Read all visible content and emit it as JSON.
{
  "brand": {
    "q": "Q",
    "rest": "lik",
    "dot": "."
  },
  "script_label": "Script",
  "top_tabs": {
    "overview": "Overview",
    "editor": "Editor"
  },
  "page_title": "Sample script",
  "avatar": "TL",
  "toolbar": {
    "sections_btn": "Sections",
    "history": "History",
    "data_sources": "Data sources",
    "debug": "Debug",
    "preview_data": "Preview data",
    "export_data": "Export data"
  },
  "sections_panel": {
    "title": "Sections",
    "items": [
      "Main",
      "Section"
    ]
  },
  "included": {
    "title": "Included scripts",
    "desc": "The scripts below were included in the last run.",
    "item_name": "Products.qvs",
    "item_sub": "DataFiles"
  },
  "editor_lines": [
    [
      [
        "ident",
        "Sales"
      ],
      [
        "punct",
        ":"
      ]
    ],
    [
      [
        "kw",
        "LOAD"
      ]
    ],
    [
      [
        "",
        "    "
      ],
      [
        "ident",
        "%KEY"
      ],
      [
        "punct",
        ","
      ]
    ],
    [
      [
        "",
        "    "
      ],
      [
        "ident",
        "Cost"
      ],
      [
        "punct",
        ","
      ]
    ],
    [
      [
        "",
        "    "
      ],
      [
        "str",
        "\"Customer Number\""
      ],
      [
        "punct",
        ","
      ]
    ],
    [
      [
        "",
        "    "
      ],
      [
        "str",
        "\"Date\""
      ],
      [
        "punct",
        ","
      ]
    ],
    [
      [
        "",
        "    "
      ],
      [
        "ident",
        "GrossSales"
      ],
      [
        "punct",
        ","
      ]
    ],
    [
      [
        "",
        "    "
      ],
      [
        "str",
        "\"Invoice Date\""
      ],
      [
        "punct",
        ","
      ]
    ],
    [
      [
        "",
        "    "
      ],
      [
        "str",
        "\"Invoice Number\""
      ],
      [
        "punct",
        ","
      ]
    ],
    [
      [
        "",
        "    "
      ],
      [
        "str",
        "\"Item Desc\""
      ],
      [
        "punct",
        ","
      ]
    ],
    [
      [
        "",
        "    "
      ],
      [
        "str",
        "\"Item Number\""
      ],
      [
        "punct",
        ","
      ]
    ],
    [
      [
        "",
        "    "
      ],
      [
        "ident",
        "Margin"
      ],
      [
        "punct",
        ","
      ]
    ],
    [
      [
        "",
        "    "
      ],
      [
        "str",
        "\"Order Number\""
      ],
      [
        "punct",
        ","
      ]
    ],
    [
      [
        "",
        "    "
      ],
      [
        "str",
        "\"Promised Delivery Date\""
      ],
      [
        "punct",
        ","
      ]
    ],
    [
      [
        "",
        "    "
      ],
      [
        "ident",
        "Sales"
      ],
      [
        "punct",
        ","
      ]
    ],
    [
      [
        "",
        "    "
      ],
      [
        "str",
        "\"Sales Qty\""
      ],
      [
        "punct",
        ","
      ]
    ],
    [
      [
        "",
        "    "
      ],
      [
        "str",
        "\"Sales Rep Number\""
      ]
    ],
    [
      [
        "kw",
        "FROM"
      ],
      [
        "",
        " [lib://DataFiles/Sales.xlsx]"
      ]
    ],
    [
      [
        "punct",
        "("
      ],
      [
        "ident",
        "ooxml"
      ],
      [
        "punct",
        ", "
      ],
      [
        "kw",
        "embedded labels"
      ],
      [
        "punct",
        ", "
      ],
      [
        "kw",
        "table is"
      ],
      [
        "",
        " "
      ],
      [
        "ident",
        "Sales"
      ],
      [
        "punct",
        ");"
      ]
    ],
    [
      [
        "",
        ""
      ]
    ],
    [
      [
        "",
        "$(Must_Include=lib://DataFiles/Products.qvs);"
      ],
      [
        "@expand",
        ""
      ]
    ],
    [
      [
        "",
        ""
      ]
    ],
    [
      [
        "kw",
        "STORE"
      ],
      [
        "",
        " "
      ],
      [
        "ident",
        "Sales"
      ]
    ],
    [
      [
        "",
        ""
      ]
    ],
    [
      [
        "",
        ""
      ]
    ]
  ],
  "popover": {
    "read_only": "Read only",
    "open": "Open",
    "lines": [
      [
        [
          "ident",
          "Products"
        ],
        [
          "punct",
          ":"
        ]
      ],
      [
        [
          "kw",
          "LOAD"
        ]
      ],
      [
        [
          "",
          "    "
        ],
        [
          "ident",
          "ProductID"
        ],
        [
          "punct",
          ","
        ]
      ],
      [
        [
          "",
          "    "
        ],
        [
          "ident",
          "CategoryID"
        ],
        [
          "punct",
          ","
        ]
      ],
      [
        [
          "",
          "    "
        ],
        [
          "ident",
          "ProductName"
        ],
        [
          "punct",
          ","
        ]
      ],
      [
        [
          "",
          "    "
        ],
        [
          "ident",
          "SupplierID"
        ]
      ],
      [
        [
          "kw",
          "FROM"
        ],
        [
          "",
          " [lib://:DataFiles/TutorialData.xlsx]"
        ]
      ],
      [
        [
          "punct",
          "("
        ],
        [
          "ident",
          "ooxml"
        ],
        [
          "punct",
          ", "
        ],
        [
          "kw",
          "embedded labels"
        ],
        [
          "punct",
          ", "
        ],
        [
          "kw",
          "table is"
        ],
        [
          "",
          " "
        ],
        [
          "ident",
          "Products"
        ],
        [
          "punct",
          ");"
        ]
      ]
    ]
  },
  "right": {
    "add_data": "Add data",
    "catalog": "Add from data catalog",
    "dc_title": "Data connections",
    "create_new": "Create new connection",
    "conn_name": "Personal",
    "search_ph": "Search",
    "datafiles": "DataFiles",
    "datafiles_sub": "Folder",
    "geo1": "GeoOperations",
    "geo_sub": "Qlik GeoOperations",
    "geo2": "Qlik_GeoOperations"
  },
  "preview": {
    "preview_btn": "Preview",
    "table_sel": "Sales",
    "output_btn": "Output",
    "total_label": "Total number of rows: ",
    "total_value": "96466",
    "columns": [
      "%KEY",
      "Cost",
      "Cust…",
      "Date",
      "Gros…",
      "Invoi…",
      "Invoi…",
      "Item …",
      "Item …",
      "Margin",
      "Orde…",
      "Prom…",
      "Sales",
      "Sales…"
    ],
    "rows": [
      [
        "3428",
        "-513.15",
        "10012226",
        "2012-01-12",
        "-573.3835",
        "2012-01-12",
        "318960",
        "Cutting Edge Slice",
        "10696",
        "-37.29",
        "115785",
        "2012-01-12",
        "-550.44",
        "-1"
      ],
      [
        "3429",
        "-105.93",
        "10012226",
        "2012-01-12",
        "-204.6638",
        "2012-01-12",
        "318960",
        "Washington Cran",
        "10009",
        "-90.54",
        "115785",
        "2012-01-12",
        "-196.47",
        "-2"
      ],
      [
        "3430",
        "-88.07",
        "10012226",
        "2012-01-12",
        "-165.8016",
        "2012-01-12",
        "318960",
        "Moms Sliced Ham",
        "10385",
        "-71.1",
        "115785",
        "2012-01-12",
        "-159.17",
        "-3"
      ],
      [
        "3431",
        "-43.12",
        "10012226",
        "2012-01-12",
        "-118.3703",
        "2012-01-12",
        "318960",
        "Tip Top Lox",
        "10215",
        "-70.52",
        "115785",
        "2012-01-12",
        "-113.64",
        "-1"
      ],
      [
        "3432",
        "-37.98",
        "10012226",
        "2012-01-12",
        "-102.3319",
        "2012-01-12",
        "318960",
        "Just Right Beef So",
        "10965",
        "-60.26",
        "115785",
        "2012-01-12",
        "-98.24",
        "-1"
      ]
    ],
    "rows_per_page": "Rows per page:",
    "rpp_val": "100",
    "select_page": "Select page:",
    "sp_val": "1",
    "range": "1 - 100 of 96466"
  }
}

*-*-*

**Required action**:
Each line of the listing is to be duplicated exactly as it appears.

**The completed task**:
Read all visible content and emit it as JSON.
{
  "brand": {
    "q": "Q",
    "rest": "lik",
    "dot": "."
  },
  "script_label": "Script",
  "top_tabs": {
    "overview": "Overview",
    "editor": "Editor"
  },
  "page_title": "Sample script",
  "avatar": "TL",
  "toolbar": {
    "sections_btn": "Sections",
    "history": "History",
    "data_sources": "Data sources",
    "debug": "Debug",
    "preview_data": "Preview data",
    "export_data": "Export data"
  },
  "sections_panel": {
    "title": "Sections",
    "items": [
      "Main",
      "Section"
    ]
  },
  "included": {
    "title": "Included scripts",
    "desc": "The scripts below were included in the last run.",
    "item_name": "Products.qvs",
    "item_sub": "DataFiles"
  },
  "editor_lines": [
    [
      [
        "ident",
        "Sales"
      ],
      [
        "punct",
        ":"
      ]
    ],
    [
      [
        "kw",
        "LOAD"
      ]
    ],
    [
      [
        "",
        "    "
      ],
      [
        "ident",
        "%KEY"
      ],
      [
        "punct",
        ","
      ]
    ],
    [
      [
        "",
        "    "
      ],
      [
        "ident",
        "Cost"
      ],
      [
        "punct",
        ","
      ]
    ],
    [
      [
        "",
        "    "
      ],
      [
        "str",
        "\"Customer Number\""
      ],
      [
        "punct",
        ","
      ]
    ],
    [
      [
        "",
        "    "
      ],
      [
        "str",
        "\"Date\""
      ],
      [
        "punct",
        ","
      ]
    ],
    [
      [
        "",
        "    "
      ],
      [
        "ident",
        "GrossSales"
      ],
      [
        "punct",
        ","
      ]
    ],
    [
      [
        "",
        "    "
      ],
      [
        "str",
        "\"Invoice Date\""
      ],
      [
        "punct",
        ","
      ]
    ],
    [
      [
        "",
        "    "
      ],
      [
        "str",
        "\"Invoice Number\""
      ],
      [
        "punct",
        ","
      ]
    ],
    [
      [
        "",
        "    "
      ],
      [
        "str",
        "\"Item Desc\""
      ],
      [
        "punct",
        ","
      ]
    ],
    [
      [
        "",
        "    "
      ],
      [
        "str",
        "\"Item Number\""
      ],
      [
        "punct",
        ","
      ]
    ],
    [
      [
        "",
        "    "
      ],
      [
        "ident",
        "Margin"
      ],
      [
        "punct",
        ","
      ]
    ],
    [
      [
        "",
        "    "
      ],
      [
        "str",
        "\"Order Number\""
      ],
      [
        "punct",
        ","
      ]
    ],
    [
      [
        "",
        "    "
      ],
      [
        "str",
        "\"Promised Delivery Date\""
      ],
      [
        "punct",
        ","
      ]
    ],
    [
      [
        "",
        "    "
      ],
      [
        "ident",
        "Sales"
      ],
      [
        "punct",
        ","
      ]
    ],
    [
      [
        "",
        "    "
      ],
      [
        "str",
        "\"Sales Qty\""
      ],
      [
        "punct",
        ","
      ]
    ],
    [
      [
        "",
        "    "
      ],
      [
        "str",
        "\"Sales Rep Number\""
      ]
    ],
    [
      [
        "kw",
        "FROM"
      ],
      [
        "",
        " [lib://DataFiles/Sales.xlsx]"
      ]
    ],
    [
      [
        "punct",
        "("
      ],
      [
        "ident",
        "ooxml"
      ],
      [
        "punct",
        ", "
      ],
      [
        "kw",
        "embedded labels"
      ],
      [
        "punct",
        ", "
      ],
      [
        "kw",
        "table is"
      ],
      [
        "",
        " "
      ],
      [
        "ident",
        "Sales"
      ],
      [
        "punct",
        ");"
      ]
    ],
    [
      [
        "",
        ""
      ]
    ],
    [
      [
        "",
        "$(Must_Include=lib://DataFiles/Products.qvs);"
      ],
      [
        "@expand",
        ""
      ]
    ],
    [
      [
        "",
        ""
      ]
    ],
    [
      [
        "kw",
        "STORE"
      ],
      [
        "",
        " "
      ],
      [
        "ident",
        "Sales"
      ]
    ],
    [
      [
        "",
        ""
      ]
    ],
    [
      [
        "",
        ""
      ]
    ]
  ],
  "popover": {
    "read_only": "Read only",
    "open": "Open",
    "lines": [
      [
        [
          "ident",
          "Products"
        ],
        [
          "punct",
          ":"
        ]
      ],
      [
        [
          "kw",
          "LOAD"
        ]
      ],
      [
        [
          "",
          "    "
        ],
        [
          "ident",
          "ProductID"
        ],
        [
          "punct",
          ","
        ]
      ],
      [
        [
          "",
          "    "
        ],
        [
          "ident",
          "CategoryID"
        ],
        [
          "punct",
          ","
        ]
      ],
      [
        [
          "",
          "    "
        ],
        [
          "ident",
          "ProductName"
        ],
        [
          "punct",
          ","
        ]
      ],
      [
        [
          "",
          "    "
        ],
        [
          "ident",
          "SupplierID"
        ]
      ],
      [
        [
          "kw",
          "FROM"
        ],
        [
          "",
          " [lib://:DataFiles/TutorialData.xlsx]"
        ]
      ],
      [
        [
          "punct",
          "("
        ],
        [
          "ident",
          "ooxml"
        ],
        [
          "punct",
          ", "
        ],
        [
          "kw",
          "embedded labels"
        ],
        [
          "punct",
          ", "
        ],
        [
          "kw",
          "table is"
        ],
        [
          "",
          " "
        ],
        [
          "ident",
          "Products"
        ],
        [
          "punct",
          ");"
        ]
      ]
    ]
  },
  "right": {
    "add_data": "Add data",
    "catalog": "Add from data catalog",
    "dc_title": "Data connections",
    "create_new": "Create new connection",
    "conn_name": "Personal",
    "search_ph": "Search",
    "datafiles": "DataFiles",
    "datafiles_sub": "Folder",
    "geo1": "GeoOperations",
    "geo_sub": "Qlik GeoOperations",
    "geo2": "Qlik_GeoOperations"
  },
  "preview": {
    "preview_btn": "Preview",
    "table_sel": "Sales",
    "output_btn": "Output",
    "total_label": "Total number of rows: ",
    "total_value": "96466",
    "columns": [
      "%KEY",
      "Cost",
      "Cust…",
      "Date",
      "Gros…",
      "Invoi…",
      "Invoi…",
      "Item …",
      "Item …",
      "Margin",
      "Orde…",
      "Prom…",
      "Sales",
      "Sales…"
    ],
    "rows": [
      [
        "3428",
        "-513.15",
        "10012226",
        "2012-01-12",
        "-573.3835",
        "2012-01-12",
        "318960",
        "Cutting Edge Slice",
        "10696",
        "-37.29",
        "115785",
        "2012-01-12",
        "-550.44",
        "-1"
      ],
      [
        "3429",
        "-105.93",
        "10012226",
        "2012-01-12",
        "-204.6638",
        "2012-01-12",
        "318960",
        "Washington Cran",
        "10009",
        "-90.54",
        "115785",
        "2012-01-12",
        "-196.47",
        "-2"
      ],
      [
        "3430",
        "-88.07",
        "10012226",
        "2012-01-12",
        "-165.8016",
        "2012-01-12",
        "318960",
        "Moms Sliced Ham",
        "10385",
        "-71.1",
        "115785",
        "2012-01-12",
        "-159.17",
        "-3"
      ],
      [
        "3431",
        "-43.12",
        "10012226",
        "2012-01-12",
        "-118.3703",
        "2012-01-12",
        "318960",
        "Tip Top Lox",
        "10215",
        "-70.52",
        "115785",
        "2012-01-12",
        "-113.64",
        "-1"
      ],
      [
        "3432",
        "-37.98",
        "10012226",
        "2012-01-12",
        "-102.3319",
        "2012-01-12",
        "318960",
        "Just Right Beef So",
        "10965",
        "-60.26",
        "115785",
        "2012-01-12",
        "-98.24",
        "-1"
      ]
    ],
    "rows_per_page": "Rows per page:",
    "rpp_val": "100",
    "select_page": "Select page:",
    "sp_val": "1",
    "range": "1 - 100 of 96466"
  }
}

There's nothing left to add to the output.